Mary Poppins' real-life inspiration flies again this November

P.L. Travers's iconic character, Mary Poppins, was based in part on her great aunt. In 1941, she wrote a story about her aunt for family and friends, and now it's coming to the general public for the first time.

AP Photo/File
The cast of the Walt Disney Musical fantasy 'Mary Poppins' is shown in this Feb. 23, 1965 file photo. Dick Van Dyke (left backgroud) portrays a chimney sweep and Julie Andrews (right) is his good friend in the movie's magical adventures. Karen Dotrice (left) and Matthew Garber (right front) portray Miss Andrews' charges.

"Aunt Sass," a story about the real-life inspiration for the character of Mary Poppins, will be released to the general public for the first time this November, according to The Guardian.

Pamela Lyndon Travers (a pen name for Helen Goff) created the character of the magical English nanny Mary Poppins in 1934. While the magical adventures of Mary Poppins are clearly fictional, Travers later said that the character herself was based on a real person. According to Travers, her great-aunt, Helen Morehead, was an almost unconscious inspiration for the larger-than-life magical figure.

According to The Guardian, Travers, who calls her aunt Christina Saraset, or "Aunt Sass" for short, wrote "I thought to myself, 'Some day, in spite of her, I shall commit the 'disrespectful vulgarity of putting Aunt Sass in a book.' And then it occurred to me that this had already been done, though unconsciously and without intent. We write more than we know we are writing. We do not guess at the roots that made our fruit. I suddenly realised that there is a book through which Aunt Sass, stern and tender, secret and proud, anonymous and loving, stalks with her silent feet....You will find her occasionally in the pages of Mary Poppins."

"Aunt Sass" is a semi-autobiographical story that was originally published as a Christmas present for friends and family. Only 500 copies were printed. In November, however, the story will receive a wide release in a volume with two other short stories: "Ah Wong," first released in 1943, and "Johnny Delaney," from 1944. These stories were also gifts that have never been released on a large scale.

Aunt Sass, or Helen Morehead, was known to her great-niece as Aunt Ellie, with whom the young author-to-be lived for several years. Morehead became a dominant force in Travers's life when she rescued the Goff family after the death of Travers's father when she was a girl, leaving her mother and two sisters without money. According to Travers biographer Valerie Lawson in an interview with The New York Times, Morehead was "a rich woman in Sydney who took care of the family, but did it in a strict kind of way. There was no messing about with her: 'You eat all that now or you won't get anything else!' She was really a big inspiration for Mary Poppins."

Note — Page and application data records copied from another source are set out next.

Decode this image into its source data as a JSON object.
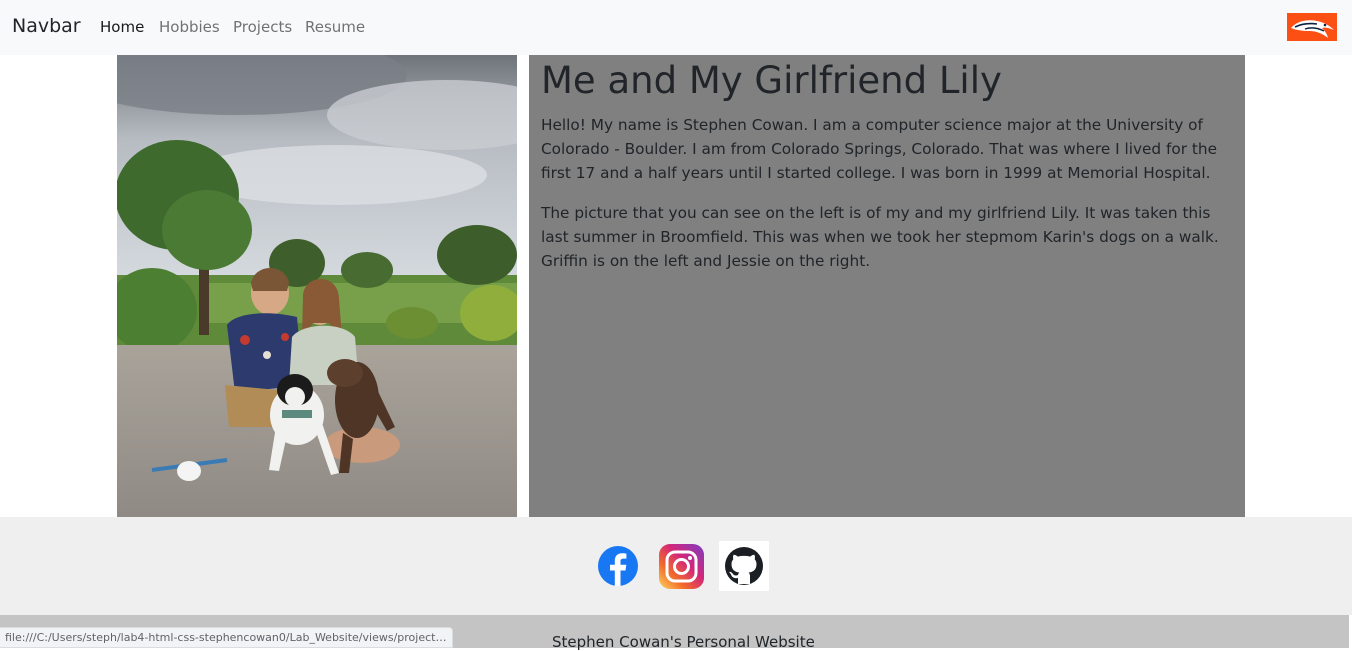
{
  "navbar": {
    "brand": "Navbar",
    "links": [
      {
        "label": "Home"
      },
      {
        "label": "Hobbies"
      },
      {
        "label": "Projects"
      },
      {
        "label": "Resume"
      }
    ],
    "logo_icon": "broncos-logo-icon"
  },
  "main": {
    "photo_icon": "couple-with-dogs-photo",
    "heading": "Me and My Girlfriend Lily",
    "paragraphs": [
      "Hello! My name is Stephen Cowan. I am a computer science major at the University of Colorado - Boulder. I am from Colorado Springs, Colorado. That was where I lived for the first 17 and a half years until I started college. I was born in 1999 at Memorial Hospital.",
      "The picture that you can see on the left is of my and my girlfriend Lily. It was taken this last summer in Broomfield. This was when we took her stepmom Karin's dogs on a walk. Griffin is on the left and Jessie on the right."
    ]
  },
  "social": {
    "icons": [
      "facebook-icon",
      "instagram-icon",
      "github-icon"
    ]
  },
  "footer": {
    "text": "Stephen Cowan's Personal Website"
  },
  "status_bar": {
    "url": "file:///C:/Users/steph/lab4-html-css-stephencowan0/Lab_Website/views/projects...."
  },
  "colors": {
    "navbar_bg": "#f8f9fa",
    "panel_bg": "#808080",
    "social_bg": "#efefef",
    "footer_bg": "#c4c4c4",
    "broncos_orange": "#fb4f14",
    "facebook_blue": "#1877f2"
  }
}
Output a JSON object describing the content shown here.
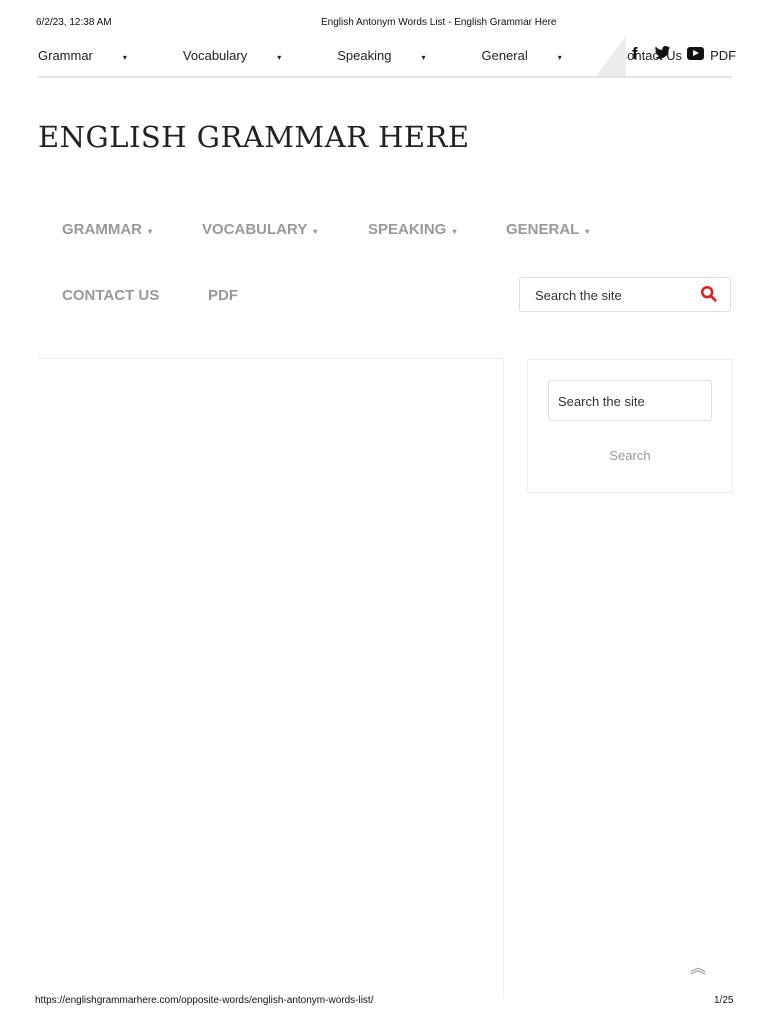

In "Aunt Sass," as quoted by The Guardian, Travers herself describes her eccentric great-aunt by saying: "imagine a bulldog whose ferocious exterior covers a heart tender to the point of sentimentality and you have Christina Saraset."

The iconic character of Mary Poppins has become a part of popular culture. Travers's great aunt lives on through the "Mary Poppins" book series, the 1964 Disney film of the same name, and the more recent film "Saving Mr. Banks," in which Aunt Sass herself appears as Aunt Ellie, played by Rachel Griffiths. You can read the Monitor's review of the film here.

Travers's collection of stories featuring "Aunt Sass" will be released sometime in November.

Weston Williams is a Monitor contributor.

You've read  of  free articles. Subscribe to continue.

Dear Reader,

About a year ago, I happened upon this statement about the Monitor in the Harvard Business Review – under the charming heading of “do things that don’t interest you”:

“Many things that end up” being meaningful, writes social scientist Joseph Grenny, “have come from conference workshops, articles, or online videos that began as a chore and ended with an insight. My work in Kenya, for example, was heavily influenced by a Christian Science Monitor article I had forced myself to read 10 years earlier. Sometimes, we call things ‘boring’ simply because they lie outside the box we are currently in.”

If you were to come up with a punchline to a joke about the Monitor, that would probably be it. We’re seen as being global, fair, insightful, and perhaps a bit too earnest. We’re the bran muffin of journalism.

But you know what? We change lives. And I’m going to argue that we change lives precisely because we force open that too-small box that most human beings think they live in.

The Monitor is a peculiar little publication that’s hard for the world to figure out. We’re run by a church, but we’re not only for church members and we’re not about converting people. We’re known as being fair even as the world becomes as polarized as at any time since the newspaper’s founding in 1908.

We have a mission beyond circulation, we want to bridge divides. We’re about kicking down the door of thought everywhere and saying, “You are bigger and more capable than you realize. And we can prove it.”

If you’re looking for bran muffin journalism, you can subscribe to the Monitor for $15. You’ll get the Monitor Weekly magazine, the Monitor Daily email, and unlimited access to CSMonitor.com.